When I sat down to write this post, I realized that I joined ROW80 in July 2011. Perhaps the best testimonial I can offer shows how I have changed in the past year of Rounds. My first stab at a biography a year ago reveals so much. I wrote, “. . . hiding a deep, dark, secret life as an inveterate scribbler . . . she feels it is time to nourish her secret life.” Although my past year has lived up to “the writing challenge that knows you have a life” in tossing obstacles in my path, I have grown more as a writer in this push-me, pull-you year than in any of the past. How? Due to the support of this community of writers, many of whom I consider friends.
In my first post last year I said I could not share my fiction and creative non-fiction writing with my colleagues at my day job. I spent a lot of time doubting the small, still voice telling me I was a writer; I threw chunks of academic prose down its maw, but the voice persisted, whispering its dissatisfaction. I worried what I wanted to write was not important, earth-shattering, or mind-opening enough. I worried no one would read it, which is somewhat comical from an academic writer whose works have had at least ten readers. Worse, someone might read it and not like it. However, I was very tired of hiding my writing in corners and desk drawers. Also, I am small, mean, and grouchy when I don’t write. Today, I can say that not only friends and family know that I write, but many of my day job colleagues. I have a large document hanging on my cubicle wall that says I am a writer. I believe it now.
A year ago, I gave three reasons why I had joined ROW80. The first was the community I had observed during a couple of weeks of lurking. I had no idea how important this community would be to me. I suffered stage fright at first, especially when I found that many ROWers had published, more had substantive works in progress, and it seemed everyone was much farther down the path than I was. However, I quickly saw no one judged me on how much or fast I produced, but on what I had to say and whether I was committed to saying it.

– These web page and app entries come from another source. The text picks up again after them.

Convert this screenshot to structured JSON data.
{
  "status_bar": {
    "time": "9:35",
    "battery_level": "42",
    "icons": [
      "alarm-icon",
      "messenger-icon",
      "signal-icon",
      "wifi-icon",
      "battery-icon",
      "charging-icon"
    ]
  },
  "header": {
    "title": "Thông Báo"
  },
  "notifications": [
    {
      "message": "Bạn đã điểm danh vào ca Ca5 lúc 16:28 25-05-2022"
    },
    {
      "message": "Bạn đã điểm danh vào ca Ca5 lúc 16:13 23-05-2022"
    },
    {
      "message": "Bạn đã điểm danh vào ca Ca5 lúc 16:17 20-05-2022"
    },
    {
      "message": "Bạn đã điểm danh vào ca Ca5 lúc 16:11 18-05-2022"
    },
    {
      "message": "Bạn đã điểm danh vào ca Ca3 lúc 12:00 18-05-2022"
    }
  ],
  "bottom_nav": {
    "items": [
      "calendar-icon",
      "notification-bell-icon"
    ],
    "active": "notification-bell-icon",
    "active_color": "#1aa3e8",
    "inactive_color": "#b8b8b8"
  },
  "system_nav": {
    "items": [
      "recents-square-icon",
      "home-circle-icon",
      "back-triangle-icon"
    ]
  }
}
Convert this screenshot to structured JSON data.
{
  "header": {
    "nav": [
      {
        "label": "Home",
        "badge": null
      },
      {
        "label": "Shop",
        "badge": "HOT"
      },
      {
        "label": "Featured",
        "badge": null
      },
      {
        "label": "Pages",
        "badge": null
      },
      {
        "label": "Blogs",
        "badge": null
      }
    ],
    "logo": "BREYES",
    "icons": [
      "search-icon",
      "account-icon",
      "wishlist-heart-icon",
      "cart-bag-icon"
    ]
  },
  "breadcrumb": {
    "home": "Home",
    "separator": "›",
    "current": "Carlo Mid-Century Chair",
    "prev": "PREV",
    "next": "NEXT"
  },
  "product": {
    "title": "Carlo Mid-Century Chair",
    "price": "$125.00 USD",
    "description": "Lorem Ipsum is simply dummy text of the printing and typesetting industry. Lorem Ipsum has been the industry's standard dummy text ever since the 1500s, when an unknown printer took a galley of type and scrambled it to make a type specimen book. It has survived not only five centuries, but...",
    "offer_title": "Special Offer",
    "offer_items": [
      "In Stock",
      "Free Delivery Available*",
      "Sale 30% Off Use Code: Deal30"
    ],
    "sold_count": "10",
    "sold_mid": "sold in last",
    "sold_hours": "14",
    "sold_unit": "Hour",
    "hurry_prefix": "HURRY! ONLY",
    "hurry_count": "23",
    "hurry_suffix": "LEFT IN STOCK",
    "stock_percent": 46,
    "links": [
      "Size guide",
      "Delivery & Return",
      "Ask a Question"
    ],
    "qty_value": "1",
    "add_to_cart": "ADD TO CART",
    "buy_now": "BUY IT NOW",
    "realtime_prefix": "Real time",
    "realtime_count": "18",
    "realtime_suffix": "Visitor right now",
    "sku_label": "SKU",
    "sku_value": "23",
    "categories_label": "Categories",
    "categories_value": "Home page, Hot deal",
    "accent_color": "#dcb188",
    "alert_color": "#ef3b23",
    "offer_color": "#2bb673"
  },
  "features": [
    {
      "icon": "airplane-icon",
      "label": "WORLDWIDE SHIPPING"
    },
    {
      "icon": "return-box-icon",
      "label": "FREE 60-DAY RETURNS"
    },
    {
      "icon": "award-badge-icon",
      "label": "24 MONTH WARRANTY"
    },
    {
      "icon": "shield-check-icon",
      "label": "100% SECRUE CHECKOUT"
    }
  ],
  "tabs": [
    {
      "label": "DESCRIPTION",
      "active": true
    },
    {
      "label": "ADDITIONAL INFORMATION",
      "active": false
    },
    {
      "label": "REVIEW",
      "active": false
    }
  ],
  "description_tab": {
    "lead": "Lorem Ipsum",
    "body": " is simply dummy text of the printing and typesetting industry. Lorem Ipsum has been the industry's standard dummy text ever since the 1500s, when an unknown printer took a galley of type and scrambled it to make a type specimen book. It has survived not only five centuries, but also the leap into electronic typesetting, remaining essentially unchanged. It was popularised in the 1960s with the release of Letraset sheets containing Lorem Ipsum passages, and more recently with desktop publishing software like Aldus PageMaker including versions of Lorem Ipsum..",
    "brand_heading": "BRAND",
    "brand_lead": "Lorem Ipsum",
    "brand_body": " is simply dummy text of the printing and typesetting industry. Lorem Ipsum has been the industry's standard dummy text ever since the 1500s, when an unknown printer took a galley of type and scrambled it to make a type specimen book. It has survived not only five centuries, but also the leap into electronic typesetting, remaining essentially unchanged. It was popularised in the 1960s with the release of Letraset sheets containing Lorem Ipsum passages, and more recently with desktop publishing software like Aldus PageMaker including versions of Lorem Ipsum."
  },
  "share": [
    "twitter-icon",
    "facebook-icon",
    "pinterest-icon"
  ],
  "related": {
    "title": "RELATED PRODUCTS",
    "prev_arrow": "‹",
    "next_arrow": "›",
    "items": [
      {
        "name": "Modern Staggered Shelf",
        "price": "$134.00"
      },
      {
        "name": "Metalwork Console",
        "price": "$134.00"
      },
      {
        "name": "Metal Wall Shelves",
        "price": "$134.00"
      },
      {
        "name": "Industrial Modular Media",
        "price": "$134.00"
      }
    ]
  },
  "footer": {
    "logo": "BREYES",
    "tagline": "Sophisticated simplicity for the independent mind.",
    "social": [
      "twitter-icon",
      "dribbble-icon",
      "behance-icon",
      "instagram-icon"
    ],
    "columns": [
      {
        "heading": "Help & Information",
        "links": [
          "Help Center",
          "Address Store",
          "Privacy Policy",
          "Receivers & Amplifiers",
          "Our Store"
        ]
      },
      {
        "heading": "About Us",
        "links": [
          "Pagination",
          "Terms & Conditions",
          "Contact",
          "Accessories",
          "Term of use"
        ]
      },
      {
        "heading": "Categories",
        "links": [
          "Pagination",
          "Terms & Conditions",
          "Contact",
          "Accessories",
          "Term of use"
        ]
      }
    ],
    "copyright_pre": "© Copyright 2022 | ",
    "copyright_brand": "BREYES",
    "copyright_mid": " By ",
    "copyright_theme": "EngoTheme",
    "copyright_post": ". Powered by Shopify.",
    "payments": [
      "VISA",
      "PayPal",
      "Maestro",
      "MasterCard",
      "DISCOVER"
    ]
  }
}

The second reason was accountability. I am a recovering perfectionist, as well as a recovering people-pleaser, so this accountability works well for me. I have learned one very important thing in this year, however. If you do fall off the wagon, do not hide from this community. I speak from experience. I fell behind, then felt embarrassed. I stopped checking in. When I finally dragged myself back to the group, who were all whizzing along wonderfully on most, if not all, of their goals, guess what happened? Everyone was supportive, understanding, helpful and just all around lovely.
The third reason was modelling behavior. As a secret writer, I only allowed my husband to read my creative work this past year. An early, terribly crushing, very public humiliation in a poetry contest scarred me far more than it should have done. But here were all these writers, smiling bravely at rejection, welcoming criticism, cutting scenes and words to make the work better, and sitting down the next day undeterred. Many of them had goals I could manage as well. I faltered a bit last November when everyone seemed to be tearing through NaNoWriMo, but there were still many who had slower goals. Such is the beauty of this challenge. It doesn’t matter if you are the tortoise or the hare, this community will support you in the race.
Here I stand, a writer supported and encouraged by the gift of this community every day. I look back astonished at where I was a year ago, and excited about where I will be in another year.